For the fourth time in history, scientists from around the world gathered together to discuss the research achievements of the International Polar Year (IPY) – this time with a conference in Montreal April 23-27.
The most recent International Polar Year, running from March 2007 to March 2009 (to accommodate the 18 months required to properly monitor a polar cycle), was the fourth gathering of international scientists and social scientists brought together by their shared interest in the Arctic region.
The Arctic is an area that borders on many nations, and its shared concerns are far too large for any country to investigate on its own. As a result, the IPY is an opportunity for researchers from around the world to work together on projects relating to ecology, geography, geology, astronomy and many more issues that touch the lives of the people and wildlife that live in the North.
The three previous IPYs took place between 1882 and 1883, 1932 and 1933, and 1957 and 1958. However, this most recent Polar Year was the largest to date and also the first to take place during a period of climate change.
This was also the first Polar Year to include an Indigenous Knowledge Exchange, in which over 220 First Nations and Inuit peoples from the regions of the circumpolar North – including Canada, the US, Russia, Greenland and northern Scandinavia – participated in discussions around such issues as wildlife and land use, food security and health, youth issues, climate change, and the involvement of Indigenous peoples in Arctic research. The products of the exchange were represented at the IPY conference by nine sessions, including roundtable discussions with Indigenous leaders and youth leaders, as well as the screenings of three films.
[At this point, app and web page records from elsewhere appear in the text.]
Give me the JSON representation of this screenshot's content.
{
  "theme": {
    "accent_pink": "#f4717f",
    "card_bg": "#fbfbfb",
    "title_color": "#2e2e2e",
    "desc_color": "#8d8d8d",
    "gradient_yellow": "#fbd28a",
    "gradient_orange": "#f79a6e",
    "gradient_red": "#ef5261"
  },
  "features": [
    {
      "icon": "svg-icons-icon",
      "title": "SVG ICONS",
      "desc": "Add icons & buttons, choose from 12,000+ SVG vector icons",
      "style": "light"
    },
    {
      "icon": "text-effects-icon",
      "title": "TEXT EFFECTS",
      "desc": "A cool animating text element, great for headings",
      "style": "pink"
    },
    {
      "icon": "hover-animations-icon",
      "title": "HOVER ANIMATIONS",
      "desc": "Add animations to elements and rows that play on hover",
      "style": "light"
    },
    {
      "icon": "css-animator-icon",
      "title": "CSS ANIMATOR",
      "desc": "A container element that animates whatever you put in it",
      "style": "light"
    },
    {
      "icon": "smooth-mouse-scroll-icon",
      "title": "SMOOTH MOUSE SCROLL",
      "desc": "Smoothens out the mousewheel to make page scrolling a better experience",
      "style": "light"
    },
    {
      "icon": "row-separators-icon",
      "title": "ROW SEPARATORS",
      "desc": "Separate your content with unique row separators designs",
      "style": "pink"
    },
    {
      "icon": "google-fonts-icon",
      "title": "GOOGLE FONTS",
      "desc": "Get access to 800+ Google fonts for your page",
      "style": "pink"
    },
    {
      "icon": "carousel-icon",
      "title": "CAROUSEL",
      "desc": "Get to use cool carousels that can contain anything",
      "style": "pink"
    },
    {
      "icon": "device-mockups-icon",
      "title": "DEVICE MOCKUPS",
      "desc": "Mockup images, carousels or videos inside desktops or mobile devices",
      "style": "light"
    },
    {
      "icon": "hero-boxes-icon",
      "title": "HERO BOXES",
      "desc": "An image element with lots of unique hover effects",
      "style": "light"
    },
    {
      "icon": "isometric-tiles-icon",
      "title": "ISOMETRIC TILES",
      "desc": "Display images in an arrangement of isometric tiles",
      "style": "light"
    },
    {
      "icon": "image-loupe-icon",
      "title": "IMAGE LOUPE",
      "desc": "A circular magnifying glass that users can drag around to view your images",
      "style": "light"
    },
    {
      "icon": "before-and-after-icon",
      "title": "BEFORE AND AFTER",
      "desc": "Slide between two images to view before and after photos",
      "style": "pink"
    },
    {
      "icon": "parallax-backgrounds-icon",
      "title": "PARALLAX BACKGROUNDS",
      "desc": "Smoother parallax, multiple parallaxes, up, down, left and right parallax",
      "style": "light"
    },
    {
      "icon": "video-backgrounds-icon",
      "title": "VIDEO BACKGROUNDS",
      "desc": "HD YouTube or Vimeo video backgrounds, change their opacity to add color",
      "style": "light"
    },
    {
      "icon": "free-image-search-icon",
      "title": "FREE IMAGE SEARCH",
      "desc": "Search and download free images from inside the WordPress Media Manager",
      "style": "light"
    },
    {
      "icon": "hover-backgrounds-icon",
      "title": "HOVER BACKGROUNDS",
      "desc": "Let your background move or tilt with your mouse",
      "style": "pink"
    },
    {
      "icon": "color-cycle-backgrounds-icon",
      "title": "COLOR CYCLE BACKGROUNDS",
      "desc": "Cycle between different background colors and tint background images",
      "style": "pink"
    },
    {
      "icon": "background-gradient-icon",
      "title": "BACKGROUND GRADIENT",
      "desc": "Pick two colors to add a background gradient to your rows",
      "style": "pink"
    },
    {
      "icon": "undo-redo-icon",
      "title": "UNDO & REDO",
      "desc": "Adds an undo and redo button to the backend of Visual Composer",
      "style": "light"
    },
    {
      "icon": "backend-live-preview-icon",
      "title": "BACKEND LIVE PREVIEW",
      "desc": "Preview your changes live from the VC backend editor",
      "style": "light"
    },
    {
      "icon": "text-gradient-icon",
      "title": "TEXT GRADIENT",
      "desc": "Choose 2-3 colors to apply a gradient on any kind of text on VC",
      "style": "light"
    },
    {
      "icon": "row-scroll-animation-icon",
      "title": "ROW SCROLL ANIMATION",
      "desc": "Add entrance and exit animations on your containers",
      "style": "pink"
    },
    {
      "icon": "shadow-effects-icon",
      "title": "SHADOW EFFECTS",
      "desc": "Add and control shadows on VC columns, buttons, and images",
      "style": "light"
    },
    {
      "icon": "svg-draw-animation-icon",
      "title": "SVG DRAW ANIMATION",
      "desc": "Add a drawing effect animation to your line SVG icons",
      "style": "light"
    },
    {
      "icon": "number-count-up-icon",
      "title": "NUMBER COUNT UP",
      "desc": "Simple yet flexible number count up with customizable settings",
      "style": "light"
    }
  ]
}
A huge number of researchers, scholars, scientists and government agents came together in Montreal to hear presentations and discussions of the results of IPY research. While 10,000 scientists and 50,000 other people from 60 countries participated in the Polar Year project itself, at least 3,000 were on hand in Montreal to present and consider their work and findings.
Concordia Environmental Cultural Studies PhD candidate Shirley Roburn – a former director of the Yukon Conservation Society – said the conference was immense. “Canada alone invested over $100-million in the Polar Year projects, but so did most countries. It’s a way for Arctic and Polar scientists and social scientists from around the world to work together and make connections on a much larger scale than would normally happen.”
Roburn was there to present a paper that she had co-written with members of the Yukon’s Tr’ondëk Hwëch’in First Nation, one of two First Nations that ran their own IPY projects. Their paper, “Traditional Knowledge and Climate Change in Tr’ondëk Hwëch’in Traditional Territory”, considered the effects of climate change on northern Aboriginal people and took stock of traditional knowledge that could be used in adapting to changes to the natural environment.
Roburn recommended a variety of other IPY projects, particularly the documentary film, “People of a Feather”, by director Joel Heath, about the effects of climate change on the Inuit community of Sanikiluaq and the eider ducks its people have traditionally depended on. More than simply about climate change itself, however, the film considers the role of hydro-electric dams – like those in Eeyou Istchee – in causing alarming changes to sea ice and ocean currents.
As well, Roburn recommended the work of Don Russell of the CircumArctic Rangifer Monitoring and Assessment Network (CARMA) – a complicated name for an organization of scientists and community members that tracks and maintains information about the world’s reindeer and caribou herds.
Reached in the Yukon, Russell said his experience at the IPY was also a good one.
“It’s a larger venue than I’m used to,” he explained, “and it’s encouraging to see all the science that’s going on and the strides forward in understanding the Arctic systems.”
On the subject of caribou, Russell said the two large herds that inhabit the Ungava Peninsula, the George River and Leaf River herds, took the longest time to decline in numbers. During the late 1990s and early 2000s, caribou herds around the world dropped in population, some as much as 80%, though they are growing in number once more.
“In the last four or five years,” Russell said, “we’ve seen most of these herds either stabilize or turn around. They move on a 40-50 year cycle. All these herds were low in the 1970s, they peaked out in the 1990s, and then they started going down again. If you just focus on your own herd, you see these declining numbers and start to worry. It’s good to step back and see whether other people in other jurisdictions are seeing the same thing. But the encouraging thing is that a lot of the herds that really declined earlier are starting to turn around.”
Russell said the IPY conference was so big that it was hard to keep track of what was going on some of the time, especially when there were 10 sessions taking place in each time slot.
“But certainly,” he said, “a lot of the people who attended my presentation were quite positive that this initiative – to form a network to see how these changes are impacting herds on a global scale – is a valuable contribution to understanding and managing these trends.”
Next up, CARMA will look to the future as they attempt to determine the best way to manage caribou and reindeer herds in times of abundance so that they won’t grow to such great numbers that they begin to die off. It’ll be a big job, but it most likely wouldn’t even be possible at all without the international framework of the IPY in place to make it happen.